# Work request
Find the lines in the records that carry the word "checked". Copy each one.

# Recorded data

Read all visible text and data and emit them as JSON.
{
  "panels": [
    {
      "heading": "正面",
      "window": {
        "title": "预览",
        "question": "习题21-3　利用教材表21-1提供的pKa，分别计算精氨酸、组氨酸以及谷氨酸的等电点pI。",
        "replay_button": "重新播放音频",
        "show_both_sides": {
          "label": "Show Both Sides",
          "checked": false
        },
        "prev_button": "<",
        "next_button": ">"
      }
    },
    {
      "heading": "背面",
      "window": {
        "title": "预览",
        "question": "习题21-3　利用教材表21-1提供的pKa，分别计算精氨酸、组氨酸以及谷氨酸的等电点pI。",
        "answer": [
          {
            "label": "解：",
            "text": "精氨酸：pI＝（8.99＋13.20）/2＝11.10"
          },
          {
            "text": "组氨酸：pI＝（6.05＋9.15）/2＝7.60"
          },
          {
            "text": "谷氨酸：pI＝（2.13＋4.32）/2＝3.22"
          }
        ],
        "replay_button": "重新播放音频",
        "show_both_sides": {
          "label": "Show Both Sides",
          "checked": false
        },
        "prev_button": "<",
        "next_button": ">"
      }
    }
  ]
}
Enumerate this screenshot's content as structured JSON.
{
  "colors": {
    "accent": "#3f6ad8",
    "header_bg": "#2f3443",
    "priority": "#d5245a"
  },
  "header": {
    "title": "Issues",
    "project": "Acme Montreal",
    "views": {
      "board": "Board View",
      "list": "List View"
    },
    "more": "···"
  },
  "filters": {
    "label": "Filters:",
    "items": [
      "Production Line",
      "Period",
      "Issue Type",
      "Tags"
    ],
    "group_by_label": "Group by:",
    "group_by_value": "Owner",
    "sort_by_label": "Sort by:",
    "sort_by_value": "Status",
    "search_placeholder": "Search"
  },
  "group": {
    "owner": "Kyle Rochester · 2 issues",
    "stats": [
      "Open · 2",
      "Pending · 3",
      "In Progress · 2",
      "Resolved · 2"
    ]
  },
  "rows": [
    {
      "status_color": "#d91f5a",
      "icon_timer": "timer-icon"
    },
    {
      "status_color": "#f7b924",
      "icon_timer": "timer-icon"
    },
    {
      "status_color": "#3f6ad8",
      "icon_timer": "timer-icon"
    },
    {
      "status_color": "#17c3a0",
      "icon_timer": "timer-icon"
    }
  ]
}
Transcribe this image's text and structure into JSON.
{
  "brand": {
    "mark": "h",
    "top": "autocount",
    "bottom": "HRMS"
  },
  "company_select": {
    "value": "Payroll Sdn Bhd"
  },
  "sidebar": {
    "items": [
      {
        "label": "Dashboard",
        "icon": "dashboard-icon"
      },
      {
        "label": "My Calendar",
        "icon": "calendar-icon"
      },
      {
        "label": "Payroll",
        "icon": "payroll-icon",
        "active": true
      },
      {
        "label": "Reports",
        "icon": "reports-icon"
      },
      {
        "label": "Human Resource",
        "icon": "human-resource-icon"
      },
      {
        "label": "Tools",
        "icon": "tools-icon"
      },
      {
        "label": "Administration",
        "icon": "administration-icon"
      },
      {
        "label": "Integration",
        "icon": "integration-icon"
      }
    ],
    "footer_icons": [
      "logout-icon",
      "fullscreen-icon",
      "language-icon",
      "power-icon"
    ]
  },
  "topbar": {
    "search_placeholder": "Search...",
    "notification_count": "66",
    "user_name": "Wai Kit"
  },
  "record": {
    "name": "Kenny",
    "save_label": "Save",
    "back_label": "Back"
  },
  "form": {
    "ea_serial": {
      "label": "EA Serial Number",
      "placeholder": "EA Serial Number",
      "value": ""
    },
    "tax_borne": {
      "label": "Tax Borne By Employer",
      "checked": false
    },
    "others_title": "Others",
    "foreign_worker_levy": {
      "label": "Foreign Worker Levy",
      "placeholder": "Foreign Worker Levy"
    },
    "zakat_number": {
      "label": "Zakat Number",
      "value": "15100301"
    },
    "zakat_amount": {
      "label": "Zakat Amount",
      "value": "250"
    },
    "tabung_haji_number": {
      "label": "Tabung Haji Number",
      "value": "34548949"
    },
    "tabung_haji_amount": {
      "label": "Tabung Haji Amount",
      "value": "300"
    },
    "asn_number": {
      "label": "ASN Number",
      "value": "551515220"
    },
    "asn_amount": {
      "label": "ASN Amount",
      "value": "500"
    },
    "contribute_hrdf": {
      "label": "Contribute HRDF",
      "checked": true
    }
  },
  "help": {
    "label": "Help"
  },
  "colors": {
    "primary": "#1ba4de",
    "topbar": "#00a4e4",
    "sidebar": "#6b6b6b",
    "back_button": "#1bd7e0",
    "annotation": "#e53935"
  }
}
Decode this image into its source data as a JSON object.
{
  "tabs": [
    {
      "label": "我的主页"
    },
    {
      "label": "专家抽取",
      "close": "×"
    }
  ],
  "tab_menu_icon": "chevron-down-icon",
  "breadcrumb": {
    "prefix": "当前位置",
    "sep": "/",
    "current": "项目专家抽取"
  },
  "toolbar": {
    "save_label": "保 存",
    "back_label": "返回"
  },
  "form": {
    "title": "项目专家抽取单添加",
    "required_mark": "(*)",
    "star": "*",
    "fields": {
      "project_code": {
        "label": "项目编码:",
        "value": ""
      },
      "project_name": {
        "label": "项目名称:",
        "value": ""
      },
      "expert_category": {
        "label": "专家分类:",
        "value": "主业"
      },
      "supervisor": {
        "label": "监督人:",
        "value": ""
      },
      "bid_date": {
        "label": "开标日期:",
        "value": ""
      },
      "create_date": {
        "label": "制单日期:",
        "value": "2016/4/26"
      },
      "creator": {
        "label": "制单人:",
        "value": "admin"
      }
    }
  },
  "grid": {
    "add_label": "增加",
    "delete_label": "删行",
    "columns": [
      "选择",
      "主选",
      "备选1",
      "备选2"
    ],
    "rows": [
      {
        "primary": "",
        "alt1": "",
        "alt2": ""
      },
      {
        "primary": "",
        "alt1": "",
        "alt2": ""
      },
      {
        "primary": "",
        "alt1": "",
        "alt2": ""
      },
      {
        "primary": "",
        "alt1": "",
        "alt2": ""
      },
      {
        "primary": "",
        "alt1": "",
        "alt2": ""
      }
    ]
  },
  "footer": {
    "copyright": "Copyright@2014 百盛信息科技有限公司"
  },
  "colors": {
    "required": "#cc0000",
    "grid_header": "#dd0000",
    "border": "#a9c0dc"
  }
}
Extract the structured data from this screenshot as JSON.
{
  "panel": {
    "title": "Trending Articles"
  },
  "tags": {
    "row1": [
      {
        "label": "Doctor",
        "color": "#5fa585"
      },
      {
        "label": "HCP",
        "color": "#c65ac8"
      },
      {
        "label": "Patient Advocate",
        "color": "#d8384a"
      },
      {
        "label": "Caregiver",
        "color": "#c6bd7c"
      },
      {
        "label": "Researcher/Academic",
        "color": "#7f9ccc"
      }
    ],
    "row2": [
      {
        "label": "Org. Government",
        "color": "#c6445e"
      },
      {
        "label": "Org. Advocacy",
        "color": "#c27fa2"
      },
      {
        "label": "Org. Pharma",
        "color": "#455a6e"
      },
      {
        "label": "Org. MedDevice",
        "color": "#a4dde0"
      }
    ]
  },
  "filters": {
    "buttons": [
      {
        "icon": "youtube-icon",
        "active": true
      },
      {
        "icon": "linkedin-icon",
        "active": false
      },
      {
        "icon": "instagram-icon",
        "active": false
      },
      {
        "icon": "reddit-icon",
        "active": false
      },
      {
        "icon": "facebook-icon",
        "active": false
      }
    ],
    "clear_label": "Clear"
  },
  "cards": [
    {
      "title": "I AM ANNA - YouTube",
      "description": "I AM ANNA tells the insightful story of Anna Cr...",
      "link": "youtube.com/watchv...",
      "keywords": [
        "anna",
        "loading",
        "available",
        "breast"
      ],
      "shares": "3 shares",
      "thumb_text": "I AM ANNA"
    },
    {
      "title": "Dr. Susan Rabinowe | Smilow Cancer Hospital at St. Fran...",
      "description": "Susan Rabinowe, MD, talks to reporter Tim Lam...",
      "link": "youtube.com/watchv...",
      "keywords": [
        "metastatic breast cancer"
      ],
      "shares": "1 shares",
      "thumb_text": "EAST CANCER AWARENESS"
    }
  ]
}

# Final answer
          "checked": false
          "checked": false
      "checked": false
      "checked": true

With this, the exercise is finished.